Message from the IABU Chairman: Dr. Phra Dharmakosajarn’s Opening Speech for the Symposium of Buddhist Universities, for the UN Day of Vesak 25
The Edited Transcript of the Most Venerable Rector, Dr. Phra Dharmakosajarn’s Opening Speech for the Symposium of Buddhist Universities, for the UN Day of Vesak 25
Our intention and the theme is to get to know each other – and try to make a joint effort to do something together. If possible: we expect to see a new phenomenon – to create a common platform where we can come to meet with each other to share our ideas, to have dialogues – to enable us to share with and support each other. Developed institutes can help our Buddhist friends who are not quite so developed, to provide better education to the members of the Sangha and Buddhists throughout the world. As we will discuss in our Buddhist Contribution to Good Governance and Development, man is the center of development. If we want to see development in our religion of Buddhism, the most important factor to be developed now is not to construct new temples, but to develop manpower, that is our monks, nuns and laypeople. What would be the best way to develop them by means of Buddhist education? So far we have to accept the fact that although we have good messages of the Buddha to convey, the means and ways to train our people need to be developed. I expect those that have experience in this field, who have successes in running educational institutions can tell our friends here how to achieve that and what would be the complementary role that we expect from our friends – that is to think about the exchange programs, visiting professors, and whatever else there is. Before we achieve that we expect to invite all of you to come here and think about setting up a platform for that purpose. From my own conviction, I think this is possible, and having seen all of our faces here I hope that we can achieve something from this symposium and meeting.

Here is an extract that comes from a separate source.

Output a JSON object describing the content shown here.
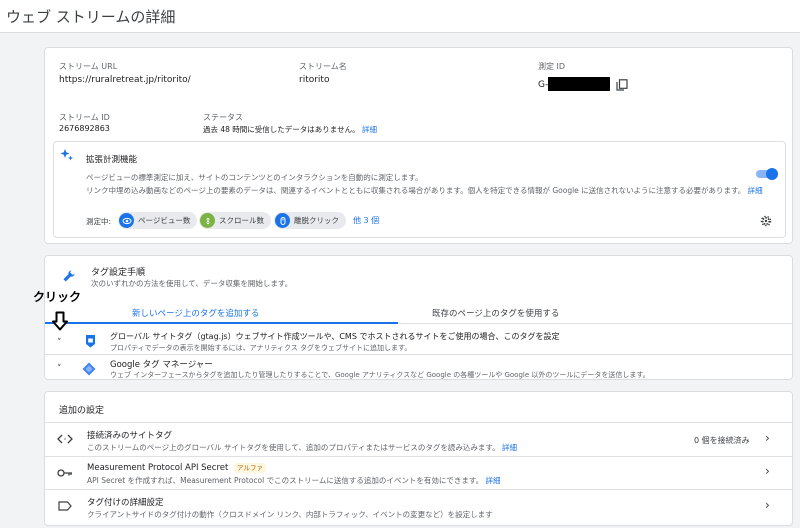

The point is that if we have that platform of the International Association of Buddhist Universities, we need to organize it with good governance. What are the main factors of good governance?
The first thing is participation. We expect that participating universities and colleges will come forward to join our movement. It is not on an individual basis, but on the basis of institutions. We want to draw as much participation as possible from the existing institutions in the world. Maybe in the future you have to be open for new members to discuss in our platform. So participation is the first factor of good governance. Participation not only from the far developed institutions, but for whatever possible ways we can help each other we open our platform, we open our hearts to welcome [all members] – and to pledge for the developed institutions to help us, to guide us, so that we can have something to provide support to each other.
The second aspect of good governance in our association would be accountability. If there is any difficulty and someone asks for our help, this association must be ready to provide assistance, not to avoid the crying voice to help us here or there… In poor countries, we must be ready to help them, to develop them. If possible we can set up information technology or computer networks – networking our institutions together – so that we can have teleconferences or whatever is necessary and possible through information technology. The way that our Venerable Friend from Australia, Panyavaro can set up a Buddhist E-Library can serve our purpose here. That is for accountability.
The other factor of our platform would be transparency. Our working together must be transparent, we must have check and balance, so that we can have confidence in each other. That means whatever we are doing we must be doing it with concentration, with contributions from our friends within equal rights to know what we are doing.
The last factor that we expect from the new platform is efficiency – invest less, put less money, less energy and effort with more productivity. We don’t have to spend much time, much money to run this platform, but with our contributions from each institution we can have something “more multiplied” – that is, efficiency.
So, if we have these guidelines in our minds in the Buddhist way, we expect that our association will continue to serve our purpose with much success. So, If I may join you, I think that it is necessary to lay down these guidelines of good governance to run our own association and also societies, so that we can invite newcomers into our association and work together on equal terms, with the aspects of Buddhism helping each other, not to exploit [each other], not to do anything [that is] against Buddhist principles.
Maybe institutions in rich countries can have independent bodies without relying on others, but according to the law of paticcasamuppada – dependent origination – we have to depend on each other for our survival in the present-world. The Buddha has taught us this, and we ask you all here, according to the law of dependent origination that we will stick to the law and work it with discipline. I hope we can achieve our objectives, of coming here and doing something together. With this, I open the meeting and welcome you to this symposium.